On April 14, Humber College public relations students and the Clean Train Coalition (CTC) staged an information session at Innis Town Hall at the University of Toronto. Discussion covered the fluctuation of property values along the GO Transit Toronto-Georgetown rail link, that could carry as many as 400 passenger trains per day.
Real estate broker Brian Torry told the meeting that this rail link will not be beneficial for homeowners along the corridor.
“Values fluctuate according to the proximity of the tracks to the property,” he said. “Values will also drop if those trains do not serve the communities (they) travel through.”
The panel included Mike Sullivan, CTC chair; Gary McNeil, GO Transit managing director and Metrolinx executive vice president; and Brian Torry.
Bosley Real Estate broker Torry assured the audience that properties from Wellington Place to Kingsview Village will be affected.
Torry added that declining property values did not automatically mean lower property taxes. Taxes for homes along the corridor will not increase as much as properties farther away from the tracks, he said.
“If the city has to have ‘x’ number of dollars and they are getting less from one area, it’s going to have to made up from another area,” Torry said.
He expects that homeowners along the corridor will end up paying lower taxes than those residents closer to the centre of the city.
Scott Langdon, public affairs instructor from Humber College, said these issues of property value would encourage Torontonians to sit up and take notice of the corridor expansion. He blamed Queen’s Park for the lack of information.

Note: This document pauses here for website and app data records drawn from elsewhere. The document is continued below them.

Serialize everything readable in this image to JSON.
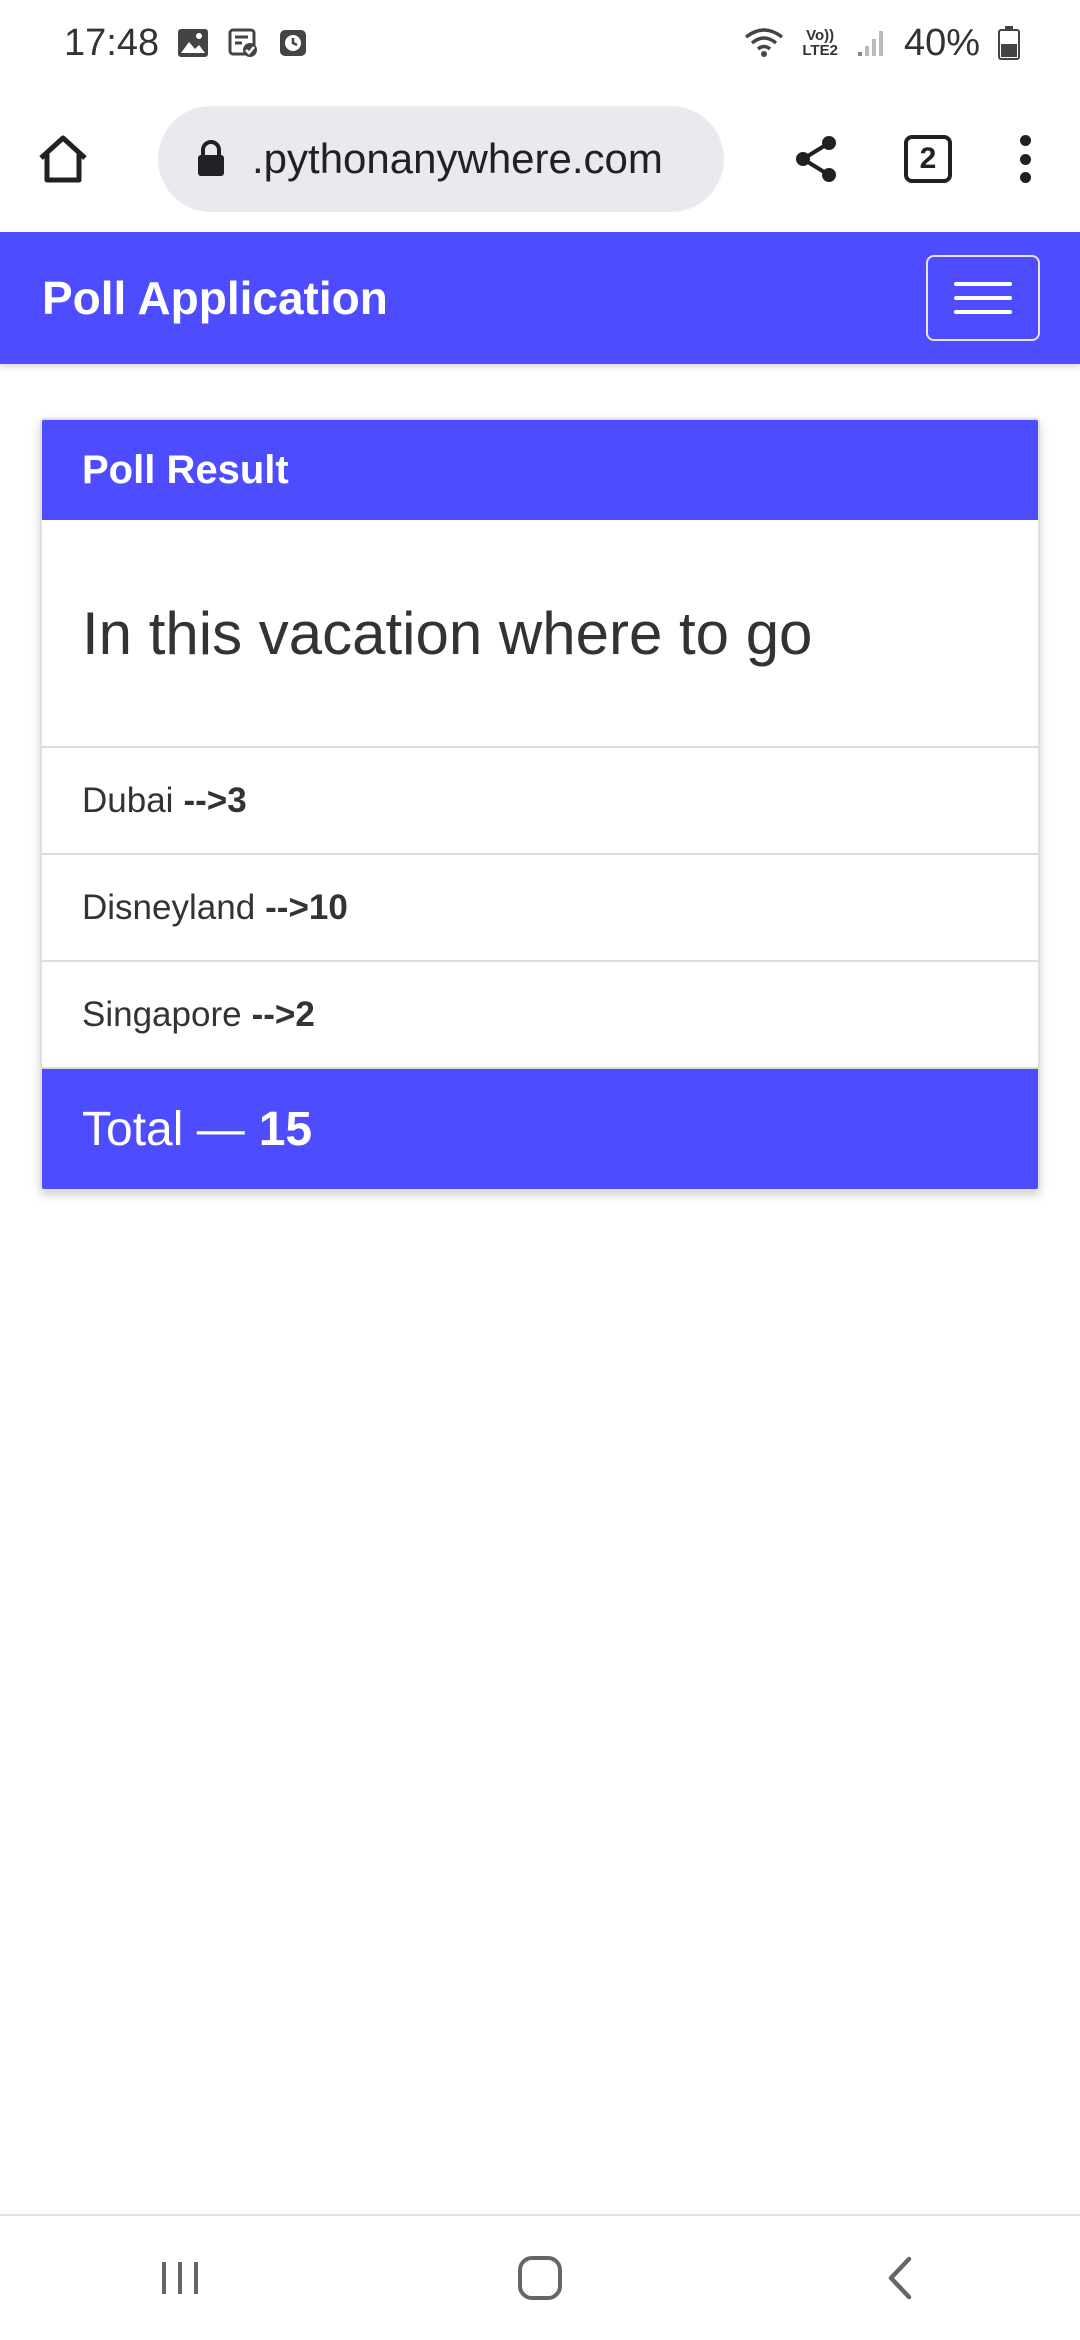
{
  "status_bar": {
    "time": "17:48",
    "network_label_top": "Vo))",
    "network_label_bottom": "LTE2",
    "battery": "40%"
  },
  "browser": {
    "url": ".pythonanywhere.com",
    "tab_count": "2"
  },
  "navbar": {
    "brand": "Poll Application"
  },
  "poll": {
    "header": "Poll Result",
    "question": "In this vacation where to go",
    "choices": [
      {
        "name": "Dubai",
        "count": "-->3"
      },
      {
        "name": "Disneyland",
        "count": "-->10"
      },
      {
        "name": "Singapore",
        "count": "-->2"
      }
    ],
    "total_label": "Total —",
    "total_value": "15"
  },
  "colors": {
    "accent": "#4d4dff",
    "text": "#333333"
  }
}
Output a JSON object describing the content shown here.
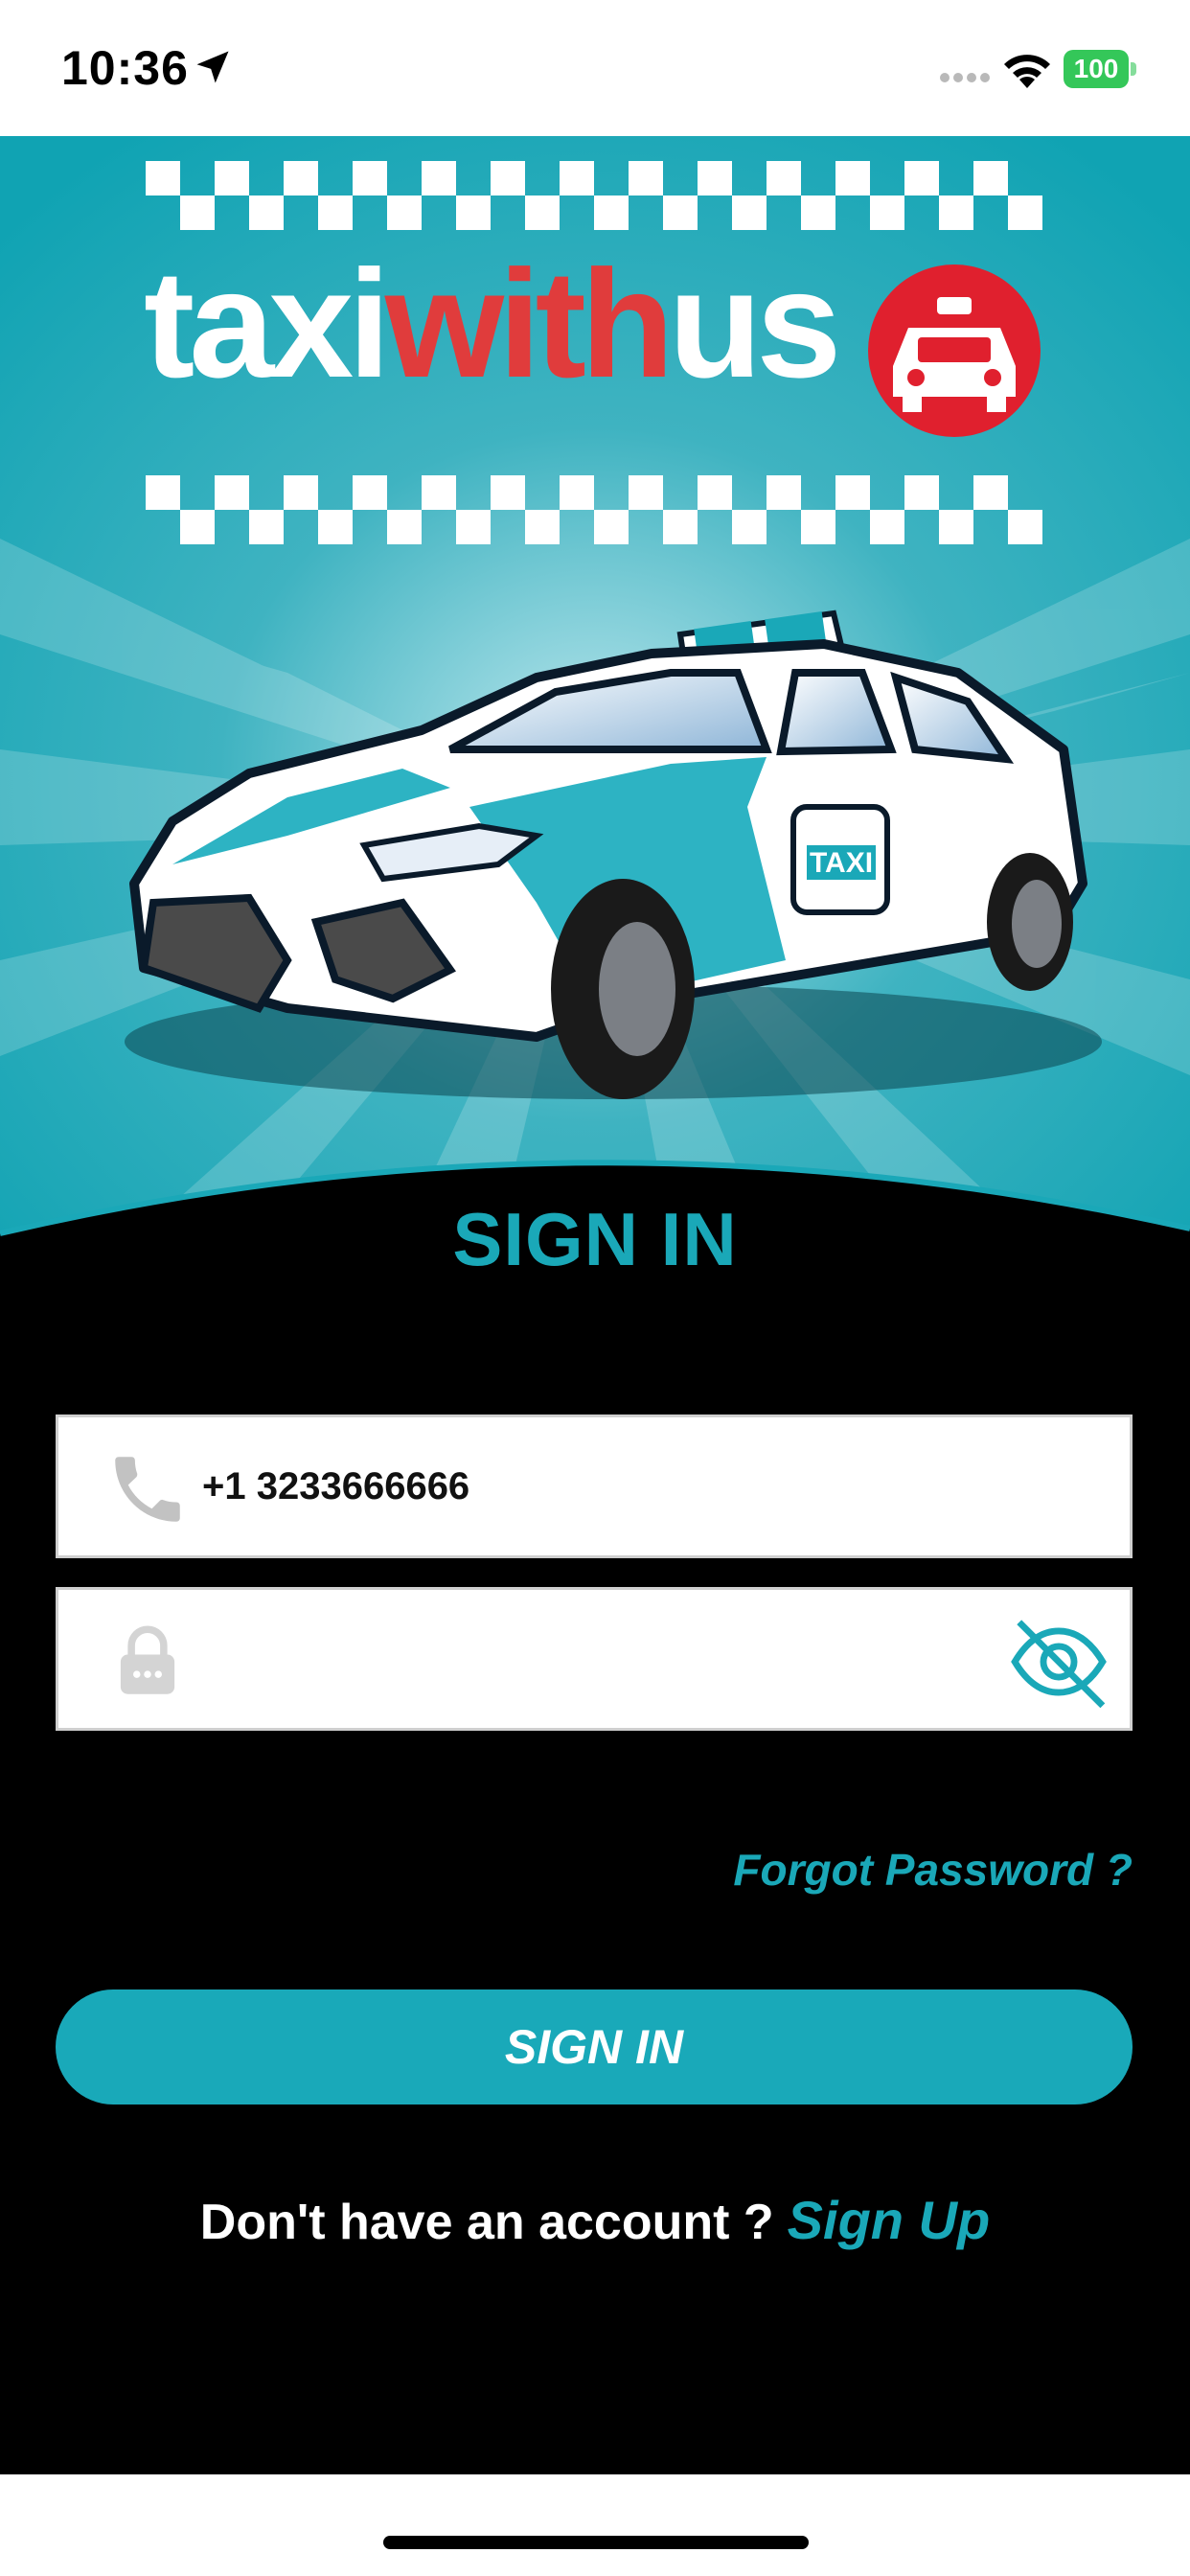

“There needs to be more discussion,” he said. “It’s the (Ontario) government’s fault for not explaining these issues to the public, but it’s also the public’s fault for not knowing.”